Jeff Plungis and Keith Barry:
<p>The Tempe police report says distraction was a factor in the crash that killed the pedestrian, Elaine Herzberg.

During Vasquez’s ride in the Uber vehicle, which was recorded on video inside the vehicle as part of the testing, she looked down 204 times, mostly in the direction of the lower center console near her right knee, according to the police report. She was looking down for 5.2 of the final 5.7 seconds prior to the crash, the report says.

A log of Vasquez’s account provided by the video-streaming service Hulu, under a search warrant, showed that “The Voice” was streaming on her account in the final 43 minutes of the drive and that the streaming ended at 9:59 p.m., the approximate time of the collision, the police report says. 

The police concluded that the crash wouldn’t have occurred if Vasquez had been paying attention to the roadway, and indicated that she could be charged with vehicular manslaughter. Details from the police report were published Thursday by the Arizona Republic, Reuters, and other media outlets.</p>


In which case what's the point of it being "self-driving"? It's the limitations that make this pointless. You couldn't trust it on motorways, side roads, at night. In which case there's no point having it. Self-driving systems have to be really, really good, or else not employed at all, because driver inattention will be a thing, and accidents will keep happening.
selfdrivingcar  uber 
june 2018 by charlesarthur
Tesla lawsuit highlights risks of inside threat • CNBC
Kate Fazzini:
<p>The incidents described in CEO Elon Musk's email to employees and the <a href="https://www.cnbc.com/2018/06/20/tesla-sues-former-employee-for-allegedly-stealing-gigabytes-of-data-making-false-claims-to-media.html">company's lawsuit against the former employee</a> are jarring because they show how much access insiders have to critical systems of these vehicles, and how difficult it might be to determine whether they are altering code on machines that test the cars.

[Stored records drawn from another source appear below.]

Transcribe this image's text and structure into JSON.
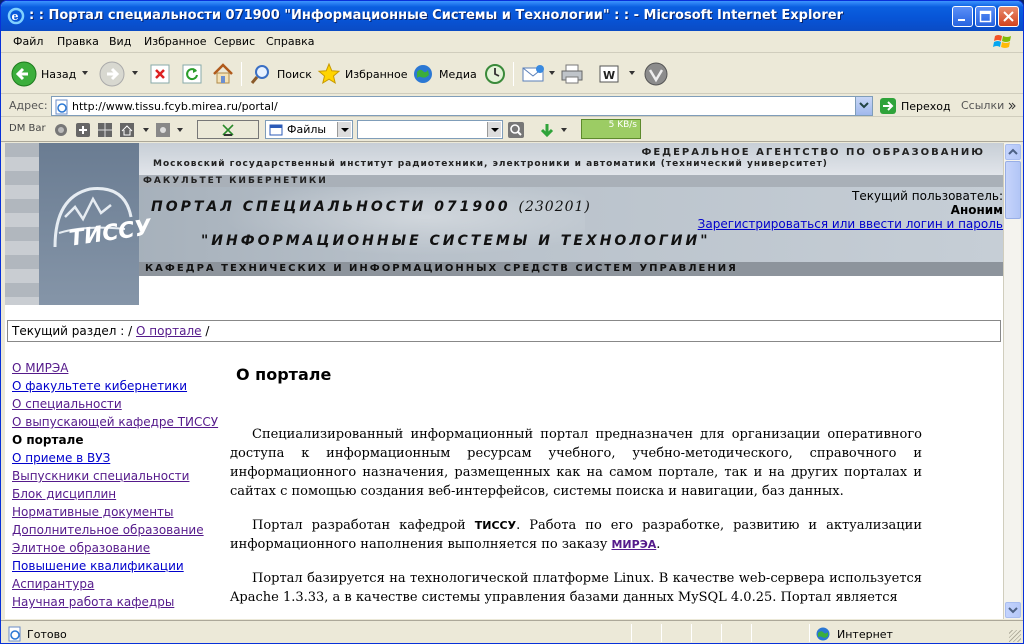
{
  "window": {
    "title": ": : Портал специальности 071900 \"Информационные Системы и Технологии\" : : - Microsoft Internet Explorer"
  },
  "menu": [
    "Файл",
    "Правка",
    "Вид",
    "Избранное",
    "Сервис",
    "Справка"
  ],
  "toolbar": {
    "back_label": "Назад",
    "search_label": "Поиск",
    "favorites_label": "Избранное",
    "media_label": "Медиа"
  },
  "address": {
    "label": "Адрес:",
    "url": "http://www.tissu.fcyb.mirea.ru/portal/",
    "go_label": "Переход",
    "links_label": "Ссылки"
  },
  "dmbar": {
    "label": "DM Bar",
    "files_label": "Файлы",
    "speed": "5 KB/s"
  },
  "banner": {
    "agency": "ФЕДЕРАЛЬНОЕ АГЕНТСТВО ПО ОБРАЗОВАНИЮ",
    "institute": "Московский государственный институт радиотехники, электроники и автоматики (технический университет)",
    "faculty": "ФАКУЛЬТЕТ КИБЕРНЕТИКИ",
    "portal_title": "ПОРТАЛ СПЕЦИАЛЬНОСТИ 071900",
    "portal_code": "(230201)",
    "portal_subtitle": "\"ИНФОРМАЦИОННЫЕ СИСТЕМЫ И ТЕХНОЛОГИИ\"",
    "department": "КАФЕДРА ТЕХНИЧЕСКИХ И ИНФОРМАЦИОННЫХ СРЕДСТВ СИСТЕМ УПРАВЛЕНИЯ",
    "logo_text": "ТИССУ",
    "user_label": "Текущий пользователь:",
    "user_name": "Аноним",
    "login_link": "Зарегистрироваться или ввести логин и пароль"
  },
  "breadcrumb": {
    "label": "Текущий раздел : /",
    "link": "О портале",
    "trail_end": "/"
  },
  "nav": [
    {
      "label": "О МИРЭА",
      "state": "visited"
    },
    {
      "label": "О факультете кибернетики",
      "state": "link"
    },
    {
      "label": "О специальности",
      "state": "visited"
    },
    {
      "label": "О выпускающей кафедре ТИССУ",
      "state": "visited"
    },
    {
      "label": "О портале",
      "state": "current"
    },
    {
      "label": "О приеме в ВУЗ",
      "state": "link"
    },
    {
      "label": "Выпускники специальности",
      "state": "visited"
    },
    {
      "label": "Блок дисциплин",
      "state": "visited"
    },
    {
      "label": "Нормативные документы",
      "state": "visited"
    },
    {
      "label": "Дополнительное образование",
      "state": "visited"
    },
    {
      "label": "Элитное образование",
      "state": "visited"
    },
    {
      "label": "Повышение квалификации",
      "state": "link"
    },
    {
      "label": "Аспирантура",
      "state": "visited"
    },
    {
      "label": "Научная работа кафедры",
      "state": "visited"
    }
  ],
  "content": {
    "heading": "О портале",
    "p1": "Специализированный информационный портал предназначен для организации оперативного доступа к информационным ресурсам учебного, учебно-методического, справочного и информационного назначения, размещенных как на самом портале, так и на других порталах и сайтах с помощью создания веб-интерфейсов, системы поиска и навигации, баз данных.",
    "p2_a": "Портал разработан кафедрой",
    "p2_b": "ТИССУ",
    "p2_c": ". Работа по его разработке, развитию и актуализации информационного наполнения выполняется по заказу",
    "p2_d": "МИРЭА",
    "p2_e": ".",
    "p3": "Портал базируется на технологической платформе Linux. В качестве web-сервера используется Apache 1.3.33, а в качестве системы управления базами данных MySQL 4.0.25. Портал является"
  },
  "status": {
    "text": "Готово",
    "zone": "Интернет"
  }
}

Cybersecurity professionals have demonstrated how to hack into the infotainment systems of several vehicle brands over the years. These demonstrations have shown that, while it's fairly easy to break into the computer systems that control dashboard computers, getting deeper into the systems that actually run a vehicle – and control its steering, acceleration and braking -- is much harder. It is often difficult to get to these computers physically, and they typically aren't connected to the internet or remotely available, making it necessary for an attacker to have physical access to the device.

It's even less likely outside attackers could get access to computers used in vehicle testing.

But insiders have far greater access. Employees may not only have physical access to the critical systems that run manufacturing or program car components, but they may know important information that allows them to write code that can cause meaningful damage to the vehicle.</p>
tesla  software  selfdrivingcar 
june 2018 by charlesarthur
Donkey Car - Home
An opensource DIY self driving platform for small scale cars.
SelfDrivingCar  DeepLearning 
june 2018 by gvs1309

« earlier    

related tags

accident  africanamericans  ai  apple  ar  art  automation  automobile  automobiles  automotive  autonomous  autonomouscars  autonomousdriving  autonomousvehicle  autonomousvehicles  autonomy  benedictevans  bigdata  busdrivers  car  cars  cities  companies  competitions  culture  cupertino  data  datascience  datasets  deeplearning  diyelectronics  drive  driverless  driverlesscars  dyson  elonmusk  ethics  ew  generativity  google  greece  gta  hacking  hardware  humancontrol  ia  illusion  imagesegmentation  intel  iot  jamesbridle  kaggle  keras  killing  language  lasvegas  lawsuit  lidar  lists  lyft  machinelearning  ml  mobility  openpilot  ovum  paloalto  patent  pedestrian  planning  pledge  privacy  python  reality  regulation  robot  robots  russia  safety  security  selfdriving  selfdrivingcars  selfdrivingsoylent  sillyvalley  snow  society  software  tank  tech  technology  tempe  tesla  traffic  trucks  uber  udacity  use  video  waymo 

Copy this bookmark:



description:


tags: